Debbie Aitken

Lawsuits against Chemours and parent company DuPont are starting to roll in. Leland resident Victoria Carey filed a class action lawsuit against DuPont and Chemours last week after discovering GenX in her water heater. Chemours is the maker of GenX, the contaminant found in the Cape Fear River, which provides the raw water the CFPUA and the Brunswick County Utilities Department uses for drinking water. 

Vince Winkel / WHQR

The N.C. Department of Environmental Quality this week urged Chemours to stop discharging two additional chemical compounds into the Cape Fear River. EPA scientists told the state they have identified two compounds they are calling Nafion byproducts 1 and 2.

Vince Winkel / WHQR

Congressman David Rouzer met with New Hanover County and Wilmington city officials today, to discuss issues that impact the area and the country. At the top of the list for the Republican from North Carolina’s 7th District is opioid addiction. 

GenX and the water has been burned into Wilmington’s consciousness for almost two months now. State and local agencies continue to test and analyze the region’s water supply. The Environmental Working Group, a Washington, D.C.–based non-profit, non-partisan organization focused on health and the environment, just released a drinking water database. It includes data from the Cape Fear region.

The state of North Carolina is now committing resources to support the Cape Fear Region in the challenge of GenX, and toxic discharges into the river. Governor Roy Cooper detailed that commitment during his Monday visit. He also mentioned a criminal investigation into Chemours, the company responsible for the chemicals in the water supply. However, it is not an investigation yet.

Vince Winkel / WHQR

This week Gov. Roy Cooper told the EPA to get to work. In a letter to EPA Administrator Scott Pruitt, Gov. Cooper asks the EPA to move quickly to finalize its health assessment and set a limit for the unregulated chemical GenX. Meanwhile the EPA earmarked more than $3 million for the NC DEQ to enforce the requirements of the Safe Drinking Water Act. This all happened as county and city officials held a press conference on the topic of GenX.  

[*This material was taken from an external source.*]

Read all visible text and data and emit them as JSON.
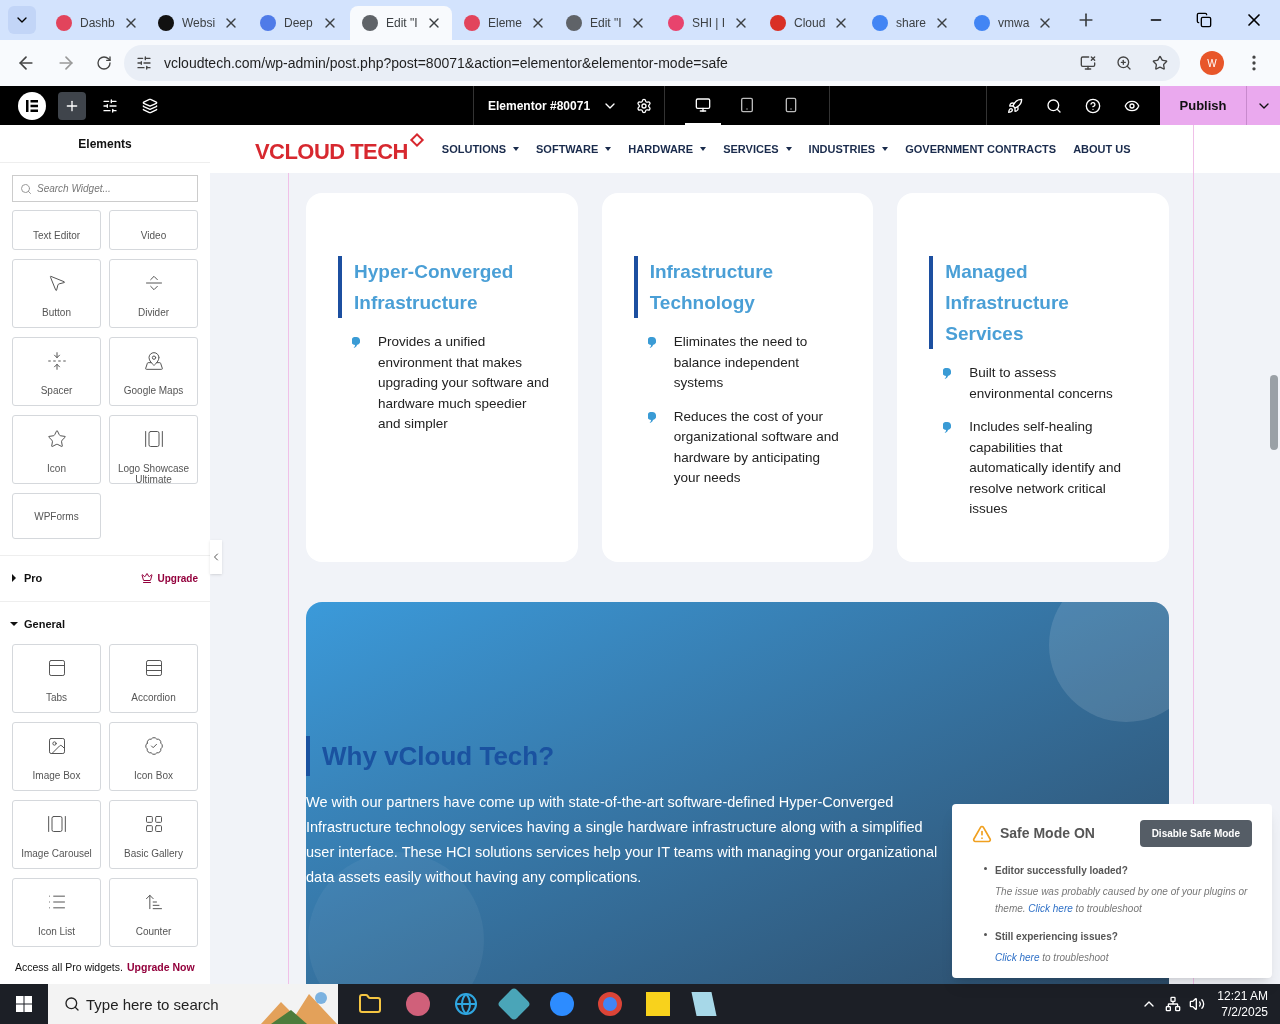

Vince Winkel / WHQR

State officials are releasing the first results of water quality samples and an updated preliminary health assessment for concentrations of the unregulated compound GenX in finished, or treated, drinking water. Samples were analyzed at the U.S. EPA lab in Research Triangle Park, and at Test America, a lab in Colorado under contract to Chemours. The latest results mirror those from the Cape Fear Public Utility Authority, with levels in the 68 to 125 parts per trillion range. Is that cause for celebration? Not so fast.

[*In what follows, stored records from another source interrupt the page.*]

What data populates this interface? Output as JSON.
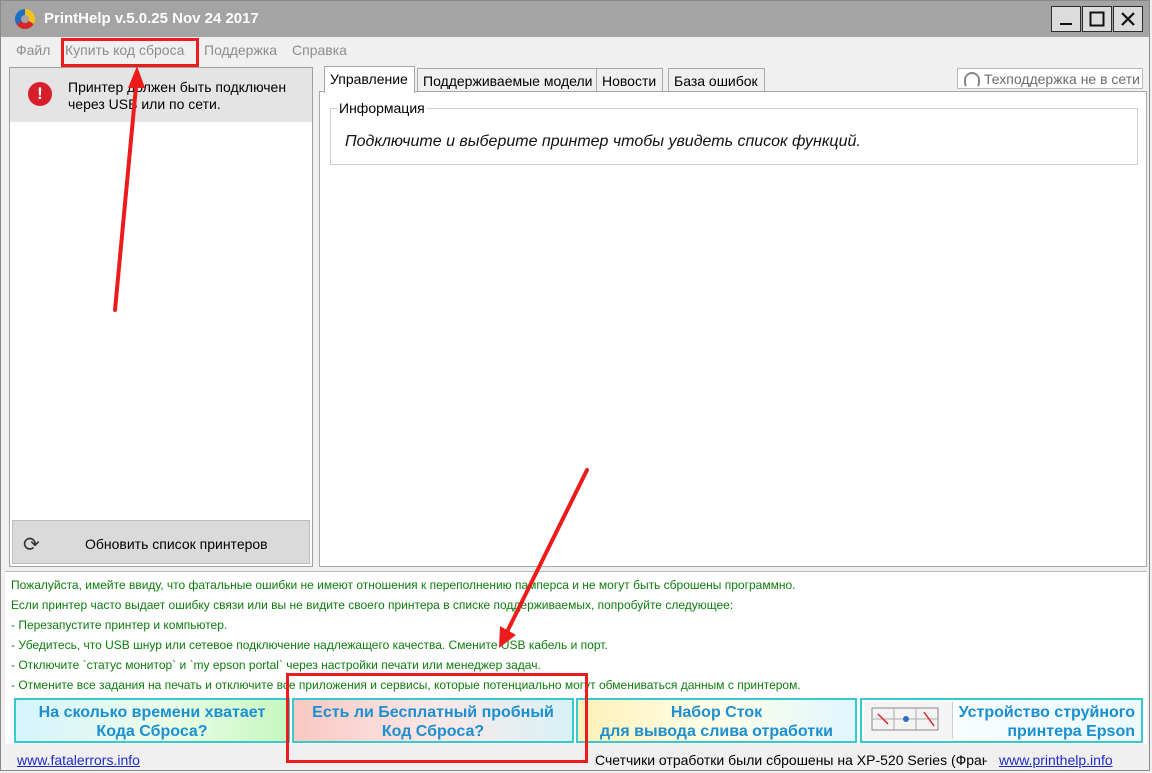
{
  "window": {
    "title": "PrintHelp v.5.0.25 Nov 24 2017",
    "controls": {
      "minimize": "—",
      "maximize": "☐",
      "close": "✕"
    }
  },
  "menu": [
    "Файл",
    "Купить код сброса",
    "Поддержка",
    "Справка"
  ],
  "left_panel": {
    "alert_icon": "!",
    "alert_text": "Принтер должен быть подключен через USB или по сети.",
    "refresh_icon": "⟳",
    "refresh_label": "Обновить список принтеров"
  },
  "tabs": [
    "Управление",
    "Поддерживаемые модели",
    "Новости",
    "База ошибок"
  ],
  "support_status": "Техподдержка не в сети",
  "info": {
    "legend": "Информация",
    "text": "Подключите и выберите принтер чтобы увидеть список функций."
  },
  "notes": [
    "Пожалуйста, имейте ввиду, что фатальные ошибки не имеют отношения к переполнению памперса и не могут быть сброшены программно.",
    "Если принтер часто выдает ошибку связи или вы не видите своего принтера в списке поддерживаемых, попробуйте следующее:",
    "- Перезапустите принтер и компьютер.",
    "- Убедитесь, что USB шнур или сетевое подключение надлежащего качества. Смените USB кабель и порт.",
    "- Отключите `статус монитор` и `my epson portal` через настройки печати или менеджер задач.",
    "- Отмените все задания на печать и отключите все приложения и сервисы, которые потенциально могут обмениваться данным с принтером."
  ],
  "banners": [
    {
      "line1": "На сколько времени хватает",
      "line2": "Кода Сброса?"
    },
    {
      "line1": "Есть ли Бесплатный пробный",
      "line2": "Код Сброса?"
    },
    {
      "line1": "Набор Сток",
      "line2": "для вывода слива отработки"
    },
    {
      "line1": "Устройство струйного",
      "line2": "принтера Epson"
    }
  ],
  "status": {
    "left_link": "www.fatalerrors.info",
    "message": "Счетчики отработки были сброшены на XP-520 Series (Фран",
    "right_link": "www.printhelp.info"
  },
  "colors": {
    "annotation": "#ed1c1c",
    "notes_text": "#0c7d0c",
    "banner_text": "#1b8fd0",
    "link": "#1e2ac8",
    "alert": "#d91e2b"
  }
}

Vince Winkel / WHQR

One of the questions emerging from the GenX story we are covering relates to cancer rates in the region. GenX is the chemical compound first reported to be in the Cape Fear River and drinking water supply three weeks ago by the Star News. On Thursday we got an answer about cancer rates from the North Carolina Department of Health and Human Services. 

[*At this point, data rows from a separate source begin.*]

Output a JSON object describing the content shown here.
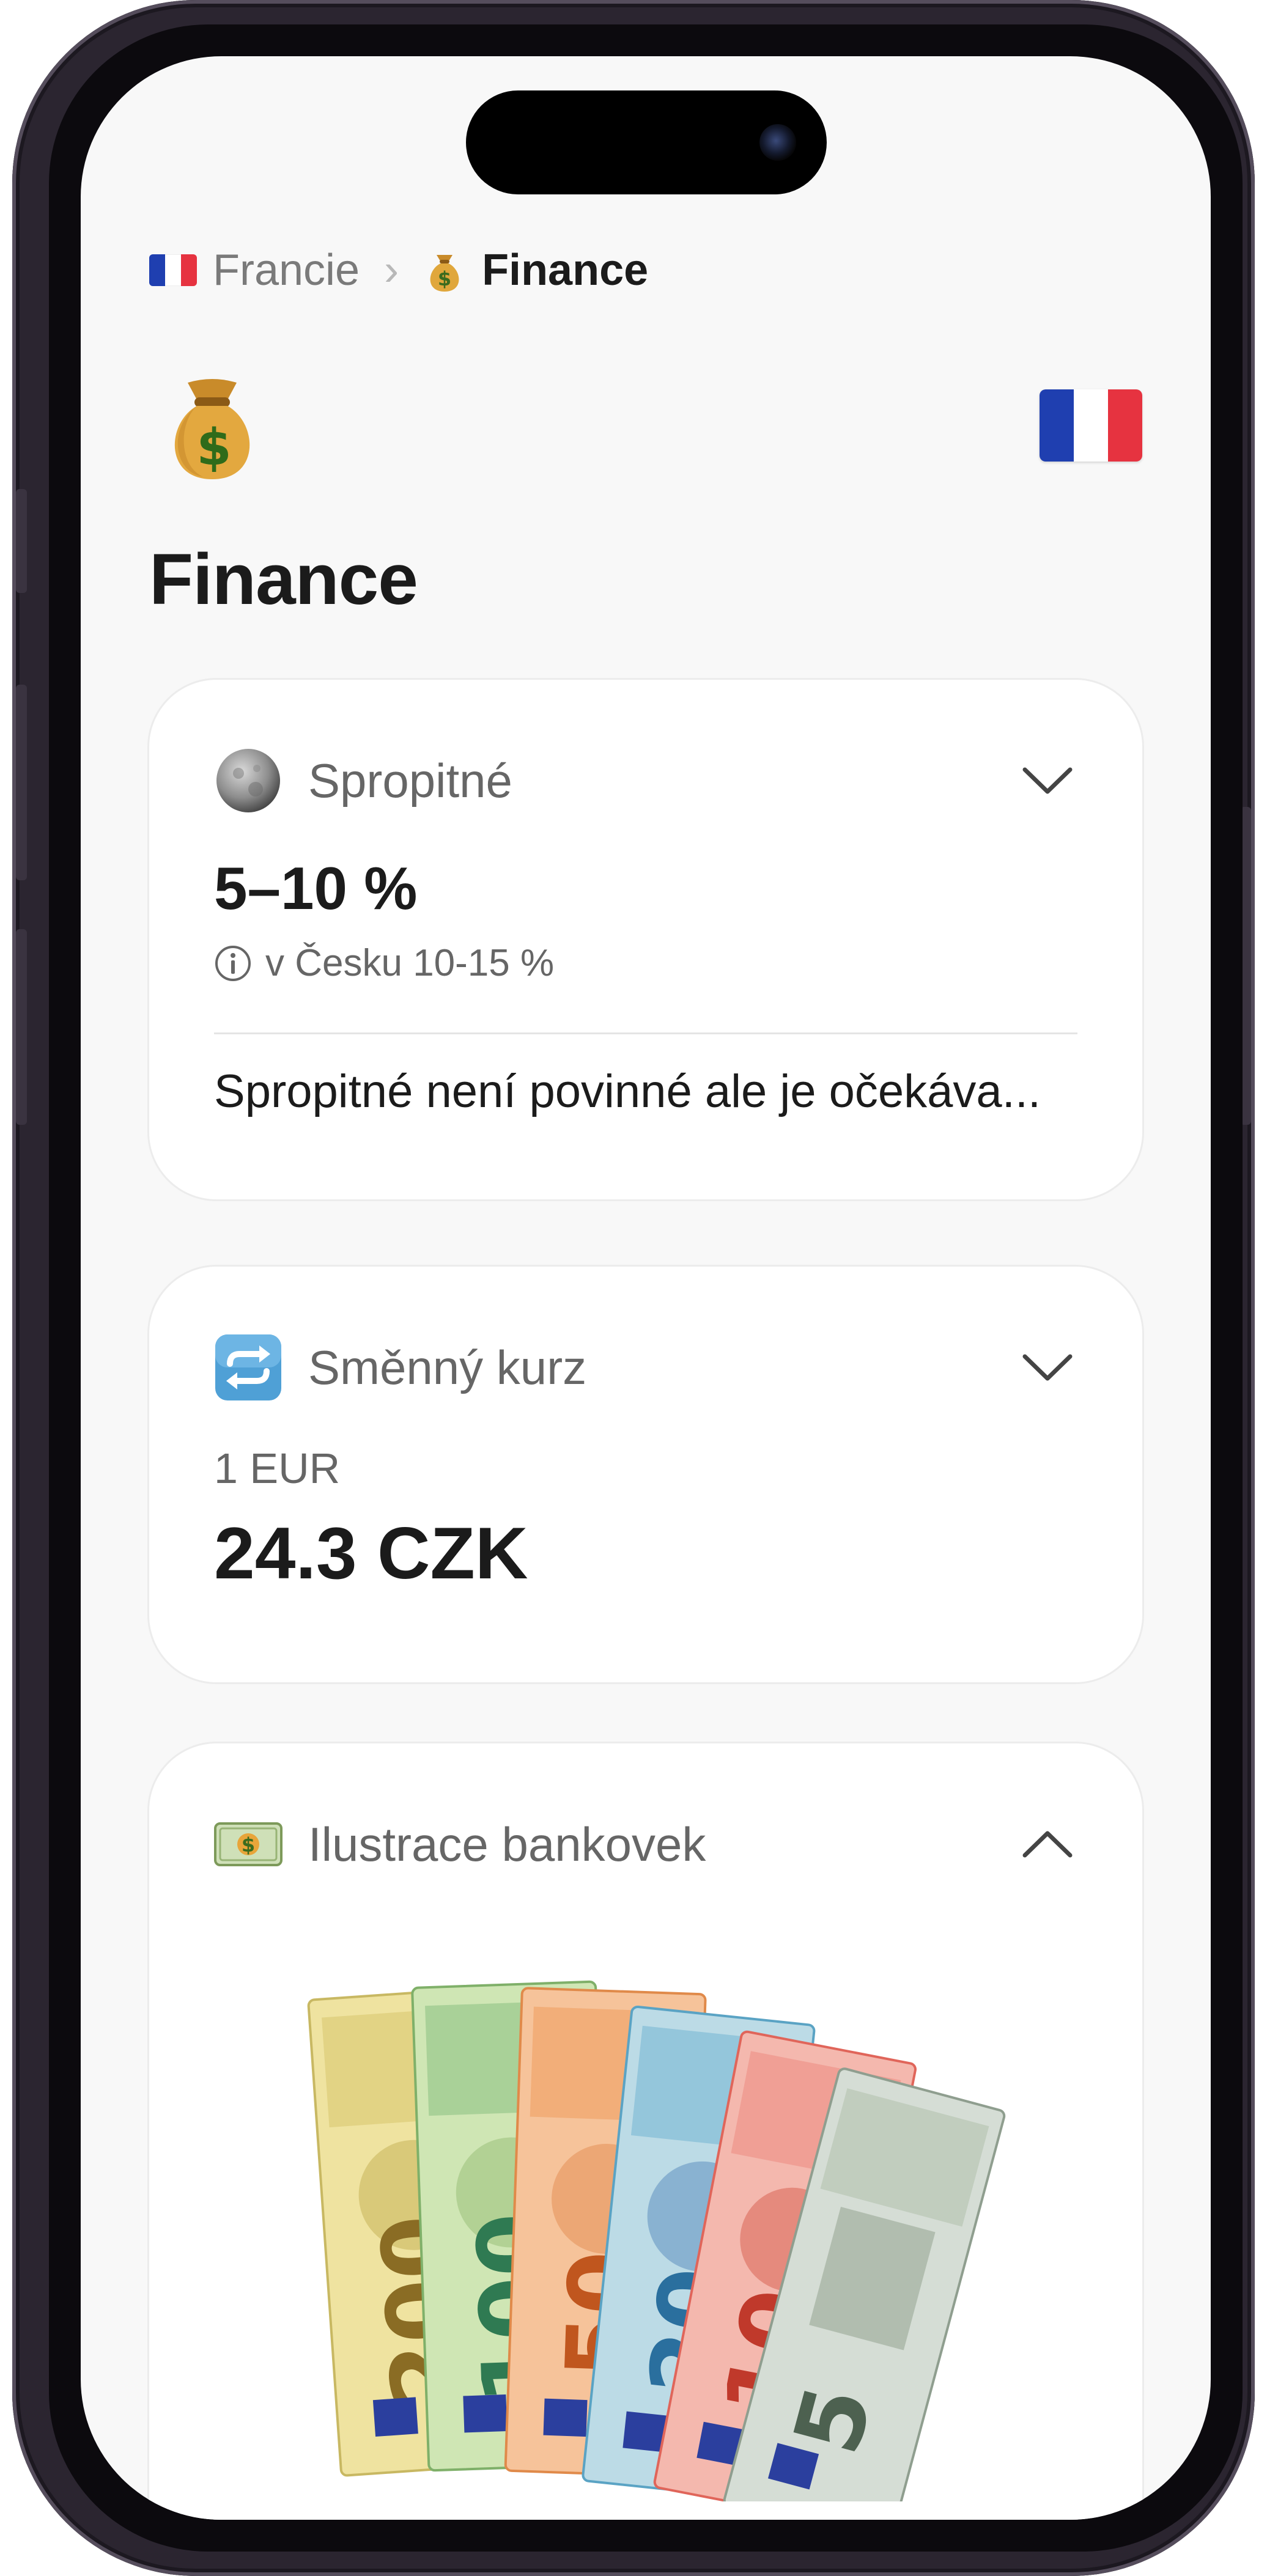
{
  "breadcrumb": {
    "country": "Francie",
    "separator": "›",
    "current_icon": "money-bag-icon",
    "current": "Finance"
  },
  "page": {
    "icon": "money-bag-icon",
    "flag": "france-flag",
    "title": "Finance"
  },
  "cards": {
    "tip": {
      "icon": "moon-icon",
      "label": "Spropitné",
      "value": "5–10 %",
      "note_icon": "info-icon",
      "note": "v Česku 10-15 %",
      "description": "Spropitné není povinné ale je očekáva...",
      "expanded": false
    },
    "exchange": {
      "icon": "repeat-arrows-icon",
      "label": "Směnný kurz",
      "base": "1 EUR",
      "value": "24.3 CZK",
      "expanded": false
    },
    "banknotes": {
      "icon": "dollar-banknote-icon",
      "label": "Ilustrace bankovek",
      "expanded": true,
      "denominations": [
        "200",
        "100",
        "50",
        "20",
        "10",
        "5"
      ]
    }
  },
  "colors": {
    "france_blue": "#1f3fb0",
    "france_white": "#ffffff",
    "france_red": "#e63340",
    "background": "#f8f8f8",
    "card": "#ffffff"
  }
}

Vince Winkel / WHQR

On Monday the state began taking water samples along the Cape Fear River, to determine the current levels of GenX in the water. The North Carolina Department of Environmental Quality will sample water from 12 locations. A lab in Colorado will then do the analysis. Once those levels are determined, scientists hope to determine what, if any, health effects GenX has had or could have on the citizens here.

Vince Winkel

On Thursday representatives from Wilmington, the counties of Pender, Brunswick and New Hanover, the Cape Fear Public Utility Authority, and the state’s department of environmental quality and department of health and human services, will meet behind closed doors with the Chemours Company. That’s the company behind GenX, a chemical reported to be in the region’s water supply. 

Vince Winkel / WHQR

This morning, New Hanover County released a statement from the North Carolina Department of Health and Human Services, on the possible health effects related to GenX. It says that GenX levels detected in tests three years ago in the Cape Fear River, would be expected to pose a low risk to human health. It added that there are no U.S. regulatory guideline levels for GenX. Also on Tuesday, Gov. Roy Cooper addressed the issue.

Vince Winkel / WHQR

The chemical compound GenX and the region’s water supply remain on the minds of many. Late Monday New Hanover County officials confirmed a meeting this week to learn more about GenX, and what needs to be done. 

Isabelle Shepherd

New Hanover County and Wilmington officials say the lack of or outdated infrastructure is a barrier to business. To attract industry, board members are prioritizing infrastructure improvements.